# WHAT IS EXPECTED
Every line of the listing that contains the word "Enter" is to be copied out.

# TASK INPUTS
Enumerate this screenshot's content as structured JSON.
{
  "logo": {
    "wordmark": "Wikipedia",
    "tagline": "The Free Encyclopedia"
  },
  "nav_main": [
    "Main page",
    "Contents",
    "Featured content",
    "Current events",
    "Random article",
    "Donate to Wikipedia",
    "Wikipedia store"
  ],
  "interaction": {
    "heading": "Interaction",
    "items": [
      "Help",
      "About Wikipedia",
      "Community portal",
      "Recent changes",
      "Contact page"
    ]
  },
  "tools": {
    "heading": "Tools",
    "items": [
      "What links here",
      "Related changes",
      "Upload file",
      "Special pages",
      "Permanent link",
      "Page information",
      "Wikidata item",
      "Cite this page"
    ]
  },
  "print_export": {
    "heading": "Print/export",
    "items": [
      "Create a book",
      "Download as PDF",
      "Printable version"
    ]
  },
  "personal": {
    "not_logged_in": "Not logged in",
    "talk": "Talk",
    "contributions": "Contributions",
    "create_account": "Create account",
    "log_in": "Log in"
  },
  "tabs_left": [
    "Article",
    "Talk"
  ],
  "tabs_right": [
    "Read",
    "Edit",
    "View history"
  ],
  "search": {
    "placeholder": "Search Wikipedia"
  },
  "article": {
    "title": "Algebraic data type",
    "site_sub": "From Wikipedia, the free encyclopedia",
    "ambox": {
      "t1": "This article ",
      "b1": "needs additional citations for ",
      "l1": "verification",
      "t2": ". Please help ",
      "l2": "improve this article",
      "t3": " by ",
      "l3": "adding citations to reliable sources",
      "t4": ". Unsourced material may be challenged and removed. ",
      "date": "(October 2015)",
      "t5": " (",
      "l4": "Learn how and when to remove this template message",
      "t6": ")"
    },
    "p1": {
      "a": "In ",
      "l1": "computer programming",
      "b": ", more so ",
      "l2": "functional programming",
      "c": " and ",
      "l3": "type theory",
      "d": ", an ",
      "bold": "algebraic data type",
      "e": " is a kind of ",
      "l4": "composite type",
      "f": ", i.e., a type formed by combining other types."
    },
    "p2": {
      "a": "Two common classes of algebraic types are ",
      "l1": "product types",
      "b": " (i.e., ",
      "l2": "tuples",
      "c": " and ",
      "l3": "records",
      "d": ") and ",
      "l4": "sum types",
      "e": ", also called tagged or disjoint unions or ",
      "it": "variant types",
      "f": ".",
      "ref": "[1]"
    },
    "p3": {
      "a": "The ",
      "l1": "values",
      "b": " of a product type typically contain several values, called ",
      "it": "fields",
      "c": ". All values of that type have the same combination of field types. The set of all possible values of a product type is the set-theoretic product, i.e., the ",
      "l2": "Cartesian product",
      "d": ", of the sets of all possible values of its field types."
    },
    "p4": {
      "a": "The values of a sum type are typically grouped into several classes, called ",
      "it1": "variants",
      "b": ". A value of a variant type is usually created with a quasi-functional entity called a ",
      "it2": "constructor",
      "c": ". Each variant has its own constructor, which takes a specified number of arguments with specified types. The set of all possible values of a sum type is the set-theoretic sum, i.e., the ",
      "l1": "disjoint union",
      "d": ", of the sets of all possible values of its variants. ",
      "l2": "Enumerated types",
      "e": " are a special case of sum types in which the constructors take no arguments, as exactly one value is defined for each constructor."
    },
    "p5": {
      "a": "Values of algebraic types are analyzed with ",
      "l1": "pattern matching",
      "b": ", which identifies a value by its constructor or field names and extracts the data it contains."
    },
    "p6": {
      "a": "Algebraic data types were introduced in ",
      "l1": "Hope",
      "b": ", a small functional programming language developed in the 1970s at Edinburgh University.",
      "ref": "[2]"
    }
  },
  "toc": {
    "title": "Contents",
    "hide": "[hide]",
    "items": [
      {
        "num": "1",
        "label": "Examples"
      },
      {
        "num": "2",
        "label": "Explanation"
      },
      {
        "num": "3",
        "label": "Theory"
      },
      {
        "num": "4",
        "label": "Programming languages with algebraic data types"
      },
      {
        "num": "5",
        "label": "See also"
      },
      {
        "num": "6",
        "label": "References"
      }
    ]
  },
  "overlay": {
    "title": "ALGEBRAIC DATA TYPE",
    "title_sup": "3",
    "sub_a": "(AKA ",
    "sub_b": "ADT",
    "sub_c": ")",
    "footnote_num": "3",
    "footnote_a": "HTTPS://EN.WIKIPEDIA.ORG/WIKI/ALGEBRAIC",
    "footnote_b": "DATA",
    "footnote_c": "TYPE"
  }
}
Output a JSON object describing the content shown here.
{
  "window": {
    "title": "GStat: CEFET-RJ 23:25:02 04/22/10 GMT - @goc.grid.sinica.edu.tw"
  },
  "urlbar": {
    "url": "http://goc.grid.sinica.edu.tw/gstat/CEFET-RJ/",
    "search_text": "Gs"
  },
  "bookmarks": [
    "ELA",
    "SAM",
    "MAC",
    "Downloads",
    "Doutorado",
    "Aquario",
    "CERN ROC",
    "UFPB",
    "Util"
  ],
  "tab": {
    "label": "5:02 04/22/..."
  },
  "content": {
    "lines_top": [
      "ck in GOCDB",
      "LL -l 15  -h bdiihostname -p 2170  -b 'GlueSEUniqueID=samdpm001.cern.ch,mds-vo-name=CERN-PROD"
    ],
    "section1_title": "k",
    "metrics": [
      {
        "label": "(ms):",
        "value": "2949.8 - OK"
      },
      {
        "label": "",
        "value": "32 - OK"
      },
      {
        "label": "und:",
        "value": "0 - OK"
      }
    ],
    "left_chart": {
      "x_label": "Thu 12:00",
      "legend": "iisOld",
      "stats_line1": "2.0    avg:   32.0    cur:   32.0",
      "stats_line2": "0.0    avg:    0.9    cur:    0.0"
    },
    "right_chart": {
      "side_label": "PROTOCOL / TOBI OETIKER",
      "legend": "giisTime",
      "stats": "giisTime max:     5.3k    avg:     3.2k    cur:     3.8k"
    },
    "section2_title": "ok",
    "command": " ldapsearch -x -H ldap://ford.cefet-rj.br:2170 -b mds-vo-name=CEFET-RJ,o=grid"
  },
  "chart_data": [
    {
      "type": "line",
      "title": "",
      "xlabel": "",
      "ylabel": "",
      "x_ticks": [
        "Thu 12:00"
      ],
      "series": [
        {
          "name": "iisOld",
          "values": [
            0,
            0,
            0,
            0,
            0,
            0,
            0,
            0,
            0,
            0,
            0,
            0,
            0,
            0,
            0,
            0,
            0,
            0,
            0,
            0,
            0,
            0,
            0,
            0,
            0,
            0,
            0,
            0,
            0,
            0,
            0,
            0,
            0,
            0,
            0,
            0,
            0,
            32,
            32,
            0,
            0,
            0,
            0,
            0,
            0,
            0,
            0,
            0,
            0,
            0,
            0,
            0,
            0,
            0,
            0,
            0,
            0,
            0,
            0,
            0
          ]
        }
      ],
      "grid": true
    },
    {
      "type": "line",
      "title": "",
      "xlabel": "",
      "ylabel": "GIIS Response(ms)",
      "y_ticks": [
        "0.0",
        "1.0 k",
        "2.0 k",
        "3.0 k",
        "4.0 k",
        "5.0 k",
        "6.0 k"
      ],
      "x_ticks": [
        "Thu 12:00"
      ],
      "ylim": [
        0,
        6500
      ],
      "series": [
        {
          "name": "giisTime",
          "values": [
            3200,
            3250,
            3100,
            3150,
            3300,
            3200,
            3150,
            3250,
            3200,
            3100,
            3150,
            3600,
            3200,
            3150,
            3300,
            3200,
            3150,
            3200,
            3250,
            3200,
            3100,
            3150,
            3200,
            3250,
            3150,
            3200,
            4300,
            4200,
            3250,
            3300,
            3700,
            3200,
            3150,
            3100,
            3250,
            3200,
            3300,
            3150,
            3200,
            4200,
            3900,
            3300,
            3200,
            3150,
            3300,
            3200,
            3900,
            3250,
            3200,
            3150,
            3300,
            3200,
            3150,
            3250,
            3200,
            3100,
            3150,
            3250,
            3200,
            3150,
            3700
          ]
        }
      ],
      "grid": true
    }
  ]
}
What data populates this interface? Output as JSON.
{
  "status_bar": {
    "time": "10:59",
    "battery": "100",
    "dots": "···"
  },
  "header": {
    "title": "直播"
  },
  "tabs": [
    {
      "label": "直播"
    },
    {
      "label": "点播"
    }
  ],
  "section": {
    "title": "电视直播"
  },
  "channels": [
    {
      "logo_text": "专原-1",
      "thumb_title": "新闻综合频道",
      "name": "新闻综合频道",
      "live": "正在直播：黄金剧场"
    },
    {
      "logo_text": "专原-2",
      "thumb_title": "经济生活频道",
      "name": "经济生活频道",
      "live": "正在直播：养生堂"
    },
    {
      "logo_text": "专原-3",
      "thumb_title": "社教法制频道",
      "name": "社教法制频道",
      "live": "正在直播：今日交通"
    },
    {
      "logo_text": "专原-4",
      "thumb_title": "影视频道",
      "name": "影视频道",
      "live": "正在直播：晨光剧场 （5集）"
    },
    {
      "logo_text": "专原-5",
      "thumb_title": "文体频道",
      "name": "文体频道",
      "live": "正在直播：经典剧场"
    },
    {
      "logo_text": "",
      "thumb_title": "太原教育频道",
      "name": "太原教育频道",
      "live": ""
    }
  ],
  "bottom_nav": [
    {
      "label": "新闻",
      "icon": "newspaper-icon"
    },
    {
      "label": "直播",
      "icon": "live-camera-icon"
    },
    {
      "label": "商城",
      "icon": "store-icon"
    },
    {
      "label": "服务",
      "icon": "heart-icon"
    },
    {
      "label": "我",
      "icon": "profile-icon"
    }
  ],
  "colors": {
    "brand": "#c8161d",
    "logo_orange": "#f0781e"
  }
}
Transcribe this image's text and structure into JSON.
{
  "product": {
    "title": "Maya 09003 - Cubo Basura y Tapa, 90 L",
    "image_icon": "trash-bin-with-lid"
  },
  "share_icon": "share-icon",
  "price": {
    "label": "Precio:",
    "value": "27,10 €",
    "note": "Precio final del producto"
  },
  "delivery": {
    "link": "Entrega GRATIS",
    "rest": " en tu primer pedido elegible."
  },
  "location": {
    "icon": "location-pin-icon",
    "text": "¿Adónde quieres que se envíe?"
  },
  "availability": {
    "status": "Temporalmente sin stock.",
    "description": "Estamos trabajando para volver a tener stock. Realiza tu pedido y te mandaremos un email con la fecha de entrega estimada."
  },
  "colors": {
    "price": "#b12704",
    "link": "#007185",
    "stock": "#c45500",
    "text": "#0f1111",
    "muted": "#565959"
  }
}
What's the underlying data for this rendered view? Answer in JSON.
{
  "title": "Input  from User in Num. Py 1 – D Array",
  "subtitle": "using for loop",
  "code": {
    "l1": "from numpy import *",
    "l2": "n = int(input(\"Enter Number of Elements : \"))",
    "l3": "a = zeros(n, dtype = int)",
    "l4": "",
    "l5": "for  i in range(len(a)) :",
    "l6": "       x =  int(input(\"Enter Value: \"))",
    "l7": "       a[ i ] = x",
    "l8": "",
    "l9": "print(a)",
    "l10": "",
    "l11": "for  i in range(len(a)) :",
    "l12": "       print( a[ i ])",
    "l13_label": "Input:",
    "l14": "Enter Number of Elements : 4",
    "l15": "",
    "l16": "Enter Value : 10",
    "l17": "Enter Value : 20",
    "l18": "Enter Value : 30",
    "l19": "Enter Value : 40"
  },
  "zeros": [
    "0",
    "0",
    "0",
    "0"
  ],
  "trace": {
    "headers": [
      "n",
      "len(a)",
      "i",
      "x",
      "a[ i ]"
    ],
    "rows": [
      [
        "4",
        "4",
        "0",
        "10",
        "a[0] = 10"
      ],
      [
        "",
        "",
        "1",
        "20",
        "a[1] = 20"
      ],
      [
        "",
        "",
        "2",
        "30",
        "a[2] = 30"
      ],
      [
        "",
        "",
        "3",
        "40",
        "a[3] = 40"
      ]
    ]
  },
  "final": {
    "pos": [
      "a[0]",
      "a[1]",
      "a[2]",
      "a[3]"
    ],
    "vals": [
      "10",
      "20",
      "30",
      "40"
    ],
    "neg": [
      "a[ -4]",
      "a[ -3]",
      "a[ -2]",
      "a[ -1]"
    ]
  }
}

# RESPONSE FOR THIS EXERCISE
    "l2": "n = int(input(\"Enter Number of Elements : \"))",
    "l6": "       x =  int(input(\"Enter Value: \"))",
    "l14": "Enter Number of Elements : 4",
    "l16": "Enter Value : 10",
    "l17": "Enter Value : 20",
    "l18": "Enter Value : 30",
    "l19": "Enter Value : 40"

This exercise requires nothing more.